Content starts

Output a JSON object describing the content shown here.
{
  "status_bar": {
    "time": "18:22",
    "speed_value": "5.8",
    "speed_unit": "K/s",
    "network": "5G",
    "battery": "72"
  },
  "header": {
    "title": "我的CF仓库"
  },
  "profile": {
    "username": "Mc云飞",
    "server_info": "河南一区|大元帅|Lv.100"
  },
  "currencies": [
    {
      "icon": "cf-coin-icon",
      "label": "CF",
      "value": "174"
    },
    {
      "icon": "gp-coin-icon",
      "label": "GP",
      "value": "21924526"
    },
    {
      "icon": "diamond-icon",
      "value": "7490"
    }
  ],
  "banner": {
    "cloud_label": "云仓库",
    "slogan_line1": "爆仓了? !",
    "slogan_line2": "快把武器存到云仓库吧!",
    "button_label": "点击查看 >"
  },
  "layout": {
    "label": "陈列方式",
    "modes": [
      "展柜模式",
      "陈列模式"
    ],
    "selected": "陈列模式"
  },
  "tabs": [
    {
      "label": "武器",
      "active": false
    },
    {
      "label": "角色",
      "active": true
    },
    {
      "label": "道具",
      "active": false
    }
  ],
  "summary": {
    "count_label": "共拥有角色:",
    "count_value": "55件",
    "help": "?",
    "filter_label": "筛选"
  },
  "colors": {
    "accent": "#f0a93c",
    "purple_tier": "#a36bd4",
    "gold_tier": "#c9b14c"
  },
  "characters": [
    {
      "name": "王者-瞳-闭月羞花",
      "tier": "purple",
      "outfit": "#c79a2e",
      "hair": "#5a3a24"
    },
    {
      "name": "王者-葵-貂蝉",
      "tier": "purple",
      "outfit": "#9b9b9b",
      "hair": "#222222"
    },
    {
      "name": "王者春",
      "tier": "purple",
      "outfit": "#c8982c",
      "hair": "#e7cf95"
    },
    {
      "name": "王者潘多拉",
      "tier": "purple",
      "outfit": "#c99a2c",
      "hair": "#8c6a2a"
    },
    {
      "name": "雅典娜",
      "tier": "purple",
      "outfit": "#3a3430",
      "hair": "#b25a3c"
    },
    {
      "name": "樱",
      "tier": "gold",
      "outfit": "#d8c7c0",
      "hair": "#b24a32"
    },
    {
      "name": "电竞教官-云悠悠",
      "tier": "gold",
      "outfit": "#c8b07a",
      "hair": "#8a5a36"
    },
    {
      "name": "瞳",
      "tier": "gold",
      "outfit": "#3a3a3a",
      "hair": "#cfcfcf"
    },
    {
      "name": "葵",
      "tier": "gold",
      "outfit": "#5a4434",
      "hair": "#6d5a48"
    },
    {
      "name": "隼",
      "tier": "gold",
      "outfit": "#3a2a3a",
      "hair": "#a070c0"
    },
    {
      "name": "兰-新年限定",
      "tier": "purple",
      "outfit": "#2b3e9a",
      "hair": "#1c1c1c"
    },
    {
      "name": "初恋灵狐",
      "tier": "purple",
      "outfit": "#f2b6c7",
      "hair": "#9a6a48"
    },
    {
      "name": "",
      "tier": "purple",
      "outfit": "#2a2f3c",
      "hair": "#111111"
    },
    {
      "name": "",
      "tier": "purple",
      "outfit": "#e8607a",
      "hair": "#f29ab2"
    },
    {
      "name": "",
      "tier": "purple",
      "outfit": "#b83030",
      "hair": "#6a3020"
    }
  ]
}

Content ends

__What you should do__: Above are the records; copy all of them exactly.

__Solution to the problem__:
Output a JSON object describing the content shown here.
{
  "status_bar": {
    "time": "18:22",
    "speed_value": "5.8",
    "speed_unit": "K/s",
    "network": "5G",
    "battery": "72"
  },
  "header": {
    "title": "我的CF仓库"
  },
  "profile": {
    "username": "Mc云飞",
    "server_info": "河南一区|大元帅|Lv.100"
  },
  "currencies": [
    {
      "icon": "cf-coin-icon",
      "label": "CF",
      "value": "174"
    },
    {
      "icon": "gp-coin-icon",
      "label": "GP",
      "value": "21924526"
    },
    {
      "icon": "diamond-icon",
      "value": "7490"
    }
  ],
  "banner": {
    "cloud_label": "云仓库",
    "slogan_line1": "爆仓了? !",
    "slogan_line2": "快把武器存到云仓库吧!",
    "button_label": "点击查看 >"
  },
  "layout": {
    "label": "陈列方式",
    "modes": [
      "展柜模式",
      "陈列模式"
    ],
    "selected": "陈列模式"
  },
  "tabs": [
    {
      "label": "武器",
      "active": false
    },
    {
      "label": "角色",
      "active": true
    },
    {
      "label": "道具",
      "active": false
    }
  ],
  "summary": {
    "count_label": "共拥有角色:",
    "count_value": "55件",
    "help": "?",
    "filter_label": "筛选"
  },
  "colors": {
    "accent": "#f0a93c",
    "purple_tier": "#a36bd4",
    "gold_tier": "#c9b14c"
  },
  "characters": [
    {
      "name": "王者-瞳-闭月羞花",
      "tier": "purple",
      "outfit": "#c79a2e",
      "hair": "#5a3a24"
    },
    {
      "name": "王者-葵-貂蝉",
      "tier": "purple",
      "outfit": "#9b9b9b",
      "hair": "#222222"
    },
    {
      "name": "王者春",
      "tier": "purple",
      "outfit": "#c8982c",
      "hair": "#e7cf95"
    },
    {
      "name": "王者潘多拉",
      "tier": "purple",
      "outfit": "#c99a2c",
      "hair": "#8c6a2a"
    },
    {
      "name": "雅典娜",
      "tier": "purple",
      "outfit": "#3a3430",
      "hair": "#b25a3c"
    },
    {
      "name": "樱",
      "tier": "gold",
      "outfit": "#d8c7c0",
      "hair": "#b24a32"
    },
    {
      "name": "电竞教官-云悠悠",
      "tier": "gold",
      "outfit": "#c8b07a",
      "hair": "#8a5a36"
    },
    {
      "name": "瞳",
      "tier": "gold",
      "outfit": "#3a3a3a",
      "hair": "#cfcfcf"
    },
    {
      "name": "葵",
      "tier": "gold",
      "outfit": "#5a4434",
      "hair": "#6d5a48"
    },
    {
      "name": "隼",
      "tier": "gold",
      "outfit": "#3a2a3a",
      "hair": "#a070c0"
    },
    {
      "name": "兰-新年限定",
      "tier": "purple",
      "outfit": "#2b3e9a",
      "hair": "#1c1c1c"
    },
    {
      "name": "初恋灵狐",
      "tier": "purple",
      "outfit": "#f2b6c7",
      "hair": "#9a6a48"
    },
    {
      "name": "",
      "tier": "purple",
      "outfit": "#2a2f3c",
      "hair": "#111111"
    },
    {
      "name": "",
      "tier": "purple",
      "outfit": "#e8607a",
      "hair": "#f29ab2"
    },
    {
      "name": "",
      "tier": "purple",
      "outfit": "#b83030",
      "hair": "#6a3020"
    }
  ]
}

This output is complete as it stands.